Egyptian 20-year-old female soccer star 'bends it like Beckham'

Sarah Essam, who plays in the Stoke City FC Women, is the first Arab woman playing professional soccer in Europe.

Egyptian soccer star playing for Liverpool, Mohamed Salah (photo credit: PHIL NOBLE/REUTERS)
Egyptian soccer star playing for Liverpool, Mohamed Salah
(photo credit: PHIL NOBLE/REUTERS)
At the beginning of the 2000s, when the English rom-com Bend it like Beckham brought women soccer and young female athletes’ dreams under the spotlight, Sarah Essam was a toddler.
Now, the 20-year-old Egyptian is breaking grounds as the first Arab woman playing professional soccer in Europe and presenting her own version of the fairy tale starring a 17-year-old Keira Knightley.
Essam, an avid soccer enthusiast since childhood, currently plays in the Stoke City FC Women. Last year she concluded the English Women’s National League season as the top scorer.
“It was so difficult at the beginning, maybe because some of the teams I played against didn’t have any Egyptians or Arabs. I’d explain that we don’t actually ride camels to work or walk like pharaohs,” Essam told the UAE paper The National. “But I started to show my character more, worked harder and fit into the team because success comes from communication and teamwork. We had to understand each other to work better together.”
Essam explained to The National that she would seize every opportunity to play growing up, but it was not easy.
“Honestly, this is known as only a man’s game by many people,” Essam said. “It was taboo and all I knew was that I needed to do this to inspire others and reach my goals.”
However, she overcame every obstacle, including being excluded by the national team, which would take part in the 2016 Africa Women Cup of Nations.
“Being dropped just one day before the start of the tournament – after I played two years for my country in the U17 World Cup qualifications, and then becoming one of the youngest players to be picked for the national team – was heartbreaking,” she said.
The turning point was the moment when she decided to move to the UK to pursue an engineering degree, and a career in soccer, literally approaching different clubs out of the blue until she found the right opportunity – and chemistry, she highlighted – with Stoke City.
“I’m always so proud to represent Egyptian women’s football in the UK and [to pave a path] for the next young female athletes in Egypt,” Essam said.
Nor surprisingly, her hero is the Egyptian champion and Liverpool soccer star Mohamed Salah.

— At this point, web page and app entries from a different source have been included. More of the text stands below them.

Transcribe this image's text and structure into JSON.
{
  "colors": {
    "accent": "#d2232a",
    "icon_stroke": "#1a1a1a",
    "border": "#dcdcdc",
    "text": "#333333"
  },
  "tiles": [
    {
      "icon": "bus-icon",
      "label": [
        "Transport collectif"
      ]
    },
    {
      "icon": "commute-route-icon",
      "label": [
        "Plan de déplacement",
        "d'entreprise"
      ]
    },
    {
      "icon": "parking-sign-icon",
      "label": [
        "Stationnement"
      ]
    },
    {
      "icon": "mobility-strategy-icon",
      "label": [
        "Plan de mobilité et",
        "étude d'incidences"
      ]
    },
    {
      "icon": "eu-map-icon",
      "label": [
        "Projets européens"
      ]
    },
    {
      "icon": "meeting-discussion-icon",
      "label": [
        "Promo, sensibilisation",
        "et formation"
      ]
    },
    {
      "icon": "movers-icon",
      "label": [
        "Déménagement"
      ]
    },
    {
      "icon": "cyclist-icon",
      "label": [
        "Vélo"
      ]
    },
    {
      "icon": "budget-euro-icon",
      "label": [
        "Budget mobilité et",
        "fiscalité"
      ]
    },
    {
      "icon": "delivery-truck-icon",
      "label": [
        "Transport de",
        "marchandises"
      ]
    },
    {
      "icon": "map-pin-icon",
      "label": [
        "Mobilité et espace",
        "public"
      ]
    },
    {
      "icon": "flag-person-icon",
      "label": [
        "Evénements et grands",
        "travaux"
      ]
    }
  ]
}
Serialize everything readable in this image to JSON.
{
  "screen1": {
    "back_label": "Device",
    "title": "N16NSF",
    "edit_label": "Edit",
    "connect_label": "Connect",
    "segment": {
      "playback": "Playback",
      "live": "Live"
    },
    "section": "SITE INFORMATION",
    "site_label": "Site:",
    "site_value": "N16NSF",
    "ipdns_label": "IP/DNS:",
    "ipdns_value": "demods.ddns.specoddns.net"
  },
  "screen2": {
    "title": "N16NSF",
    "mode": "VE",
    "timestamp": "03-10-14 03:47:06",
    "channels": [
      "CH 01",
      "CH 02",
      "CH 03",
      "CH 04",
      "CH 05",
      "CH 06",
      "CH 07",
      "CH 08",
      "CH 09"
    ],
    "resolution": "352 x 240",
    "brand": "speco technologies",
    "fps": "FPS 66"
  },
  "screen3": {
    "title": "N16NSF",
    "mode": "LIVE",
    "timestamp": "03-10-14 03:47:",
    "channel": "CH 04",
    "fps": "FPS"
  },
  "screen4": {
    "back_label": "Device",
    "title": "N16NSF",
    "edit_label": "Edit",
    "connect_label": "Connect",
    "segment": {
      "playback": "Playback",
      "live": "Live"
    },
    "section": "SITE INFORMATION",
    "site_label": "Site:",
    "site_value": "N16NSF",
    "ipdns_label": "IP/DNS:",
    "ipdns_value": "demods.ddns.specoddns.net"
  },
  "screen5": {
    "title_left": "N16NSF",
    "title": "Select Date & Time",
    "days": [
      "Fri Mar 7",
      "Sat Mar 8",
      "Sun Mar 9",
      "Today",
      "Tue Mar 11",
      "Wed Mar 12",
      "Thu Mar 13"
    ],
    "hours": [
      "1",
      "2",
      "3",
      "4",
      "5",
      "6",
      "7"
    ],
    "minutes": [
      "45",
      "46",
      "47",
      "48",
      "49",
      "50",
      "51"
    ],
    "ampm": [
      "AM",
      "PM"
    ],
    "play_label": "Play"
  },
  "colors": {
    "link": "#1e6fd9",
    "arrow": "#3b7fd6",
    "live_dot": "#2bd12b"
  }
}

Salah is so beloved in his home country that he came in second place in the Egyptian presidential elections last year and received over a million votes despite not being on the ballot.
At times, he has made headlines for refusing to shake hands with Israeli players at the end of games.